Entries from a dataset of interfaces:
++++++++++++++++++++

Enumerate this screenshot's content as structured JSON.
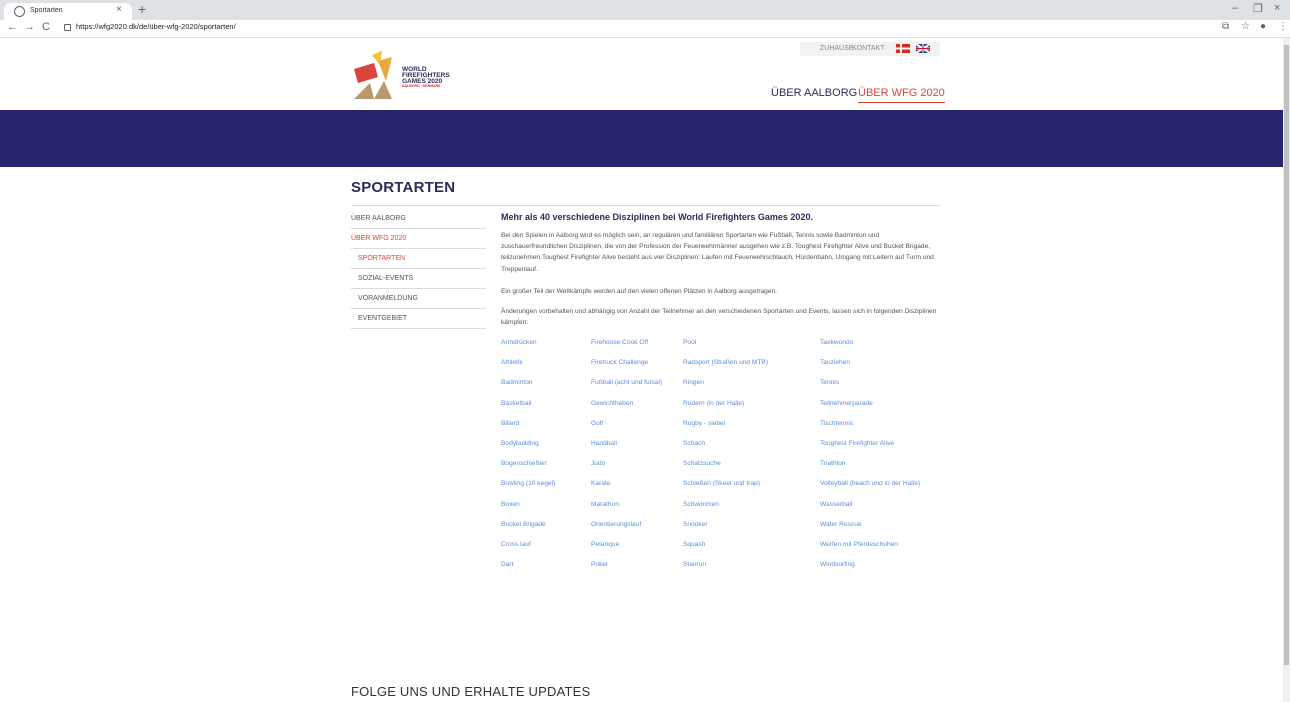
{
  "browser": {
    "tab_title": "Sportarten",
    "url": "https://wfg2020.dk/de/über-wfg-2020/sportarten/"
  },
  "header": {
    "logo_line1": "WORLD",
    "logo_line2": "FIREFIGHTERS",
    "logo_line3": "GAMES 2020",
    "logo_sub": "AALBORG · DENMARK",
    "top_links": [
      "ZUHAUSE",
      "KONTAKT"
    ],
    "main_nav": [
      "ÜBER AALBORG",
      "ÜBER WFG 2020"
    ]
  },
  "colors": {
    "banner": "#26256b",
    "accent": "#d9453d",
    "link": "#5b8fd6",
    "heading": "#2a2d5a"
  },
  "page": {
    "title": "SPORTARTEN",
    "sidenav": [
      {
        "label": "ÜBER AALBORG"
      },
      {
        "label": "ÜBER WFG 2020"
      },
      {
        "label": "SPORTARTEN"
      },
      {
        "label": "SOZIAL-EVENTS"
      },
      {
        "label": "VORANMELDUNG"
      },
      {
        "label": "EVENTGEBIET"
      }
    ],
    "heading": "Mehr als 40 verschiedene Disziplinen bei World Firefighters Games 2020.",
    "paragraphs": [
      "Bei den Spielen in Aalborg wird es möglich sein, an regulären und familiären Sportarten wie Fußball, Tennis sowie Badminton und zuschauerfreundlichen Disziplinen, die von der Profession der Feuerwehrmänner ausgehen wie z.B. Toughest Firefighter Alive und Bucket Brigade, teilzunehmen.Toughest Firefighter Alive besteht aus vier Disziplinen: Laufen mit Feuerwehrschlauch, Hürdenbahn, Umgang mit Leitern auf Turm und Treppenlauf.",
      "Ein großer Teil der Wettkämpfe werden auf den vielen offenen Plätzen in Aalborg ausgetragen.",
      "Änderungen vorbehalten und abhängig von Anzahl der Teilnehmer an den verschiedenen Sportarten und Events, lassen sich in folgenden Disziplinen kämpfen:"
    ],
    "sports": [
      [
        "Armdrücken",
        "Firehouse Cook Off",
        "Pool",
        "Taekwondo"
      ],
      [
        "Athletik",
        "Firetruck Challenge",
        "Radsport (Straßen und MTB)",
        "Tauziehen"
      ],
      [
        "Badminton",
        "Fußball (acht und futsal)",
        "Ringen",
        "Tennis"
      ],
      [
        "Basketball",
        "Gewichtheben",
        "Rudern (in der Halle)",
        "Teilnehmerparade"
      ],
      [
        "Billard",
        "Golf",
        "Rugby - sieber",
        "Tischtennis"
      ],
      [
        "Bodybuilding",
        "Handball",
        "Schach",
        "Toughest Firefighter Alive"
      ],
      [
        "Bogenschießen",
        "Judo",
        "Schatzsuche",
        "Triathlon"
      ],
      [
        "Bowling (10 kegel)",
        "Karate",
        "Schießen (Skeet und trap)",
        "Volleyball (beach und in der Halle)"
      ],
      [
        "Boxen",
        "Marathon",
        "Schwimmen",
        "Wasserball"
      ],
      [
        "Bucket Brigade",
        "Orientierungslauf",
        "Snooker",
        "Water Rescue"
      ],
      [
        "Cross lauf",
        "Petanque",
        "Squash",
        "Werfen mit Pferdeschuhen"
      ],
      [
        "Dart",
        "Poker",
        "Stairrun",
        "Windsurfing"
      ]
    ],
    "footer_title": "FOLGE UNS UND ERHALTE UPDATES"
  }
}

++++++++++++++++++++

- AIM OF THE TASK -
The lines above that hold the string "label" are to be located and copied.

- WRITTEN ANSWER -
        "label": "ÜBER AALBORG"
        "label": "ÜBER WFG 2020"
        "label": "SPORTARTEN"
        "label": "SOZIAL-EVENTS"
        "label": "VORANMELDUNG"
        "label": "EVENTGEBIET"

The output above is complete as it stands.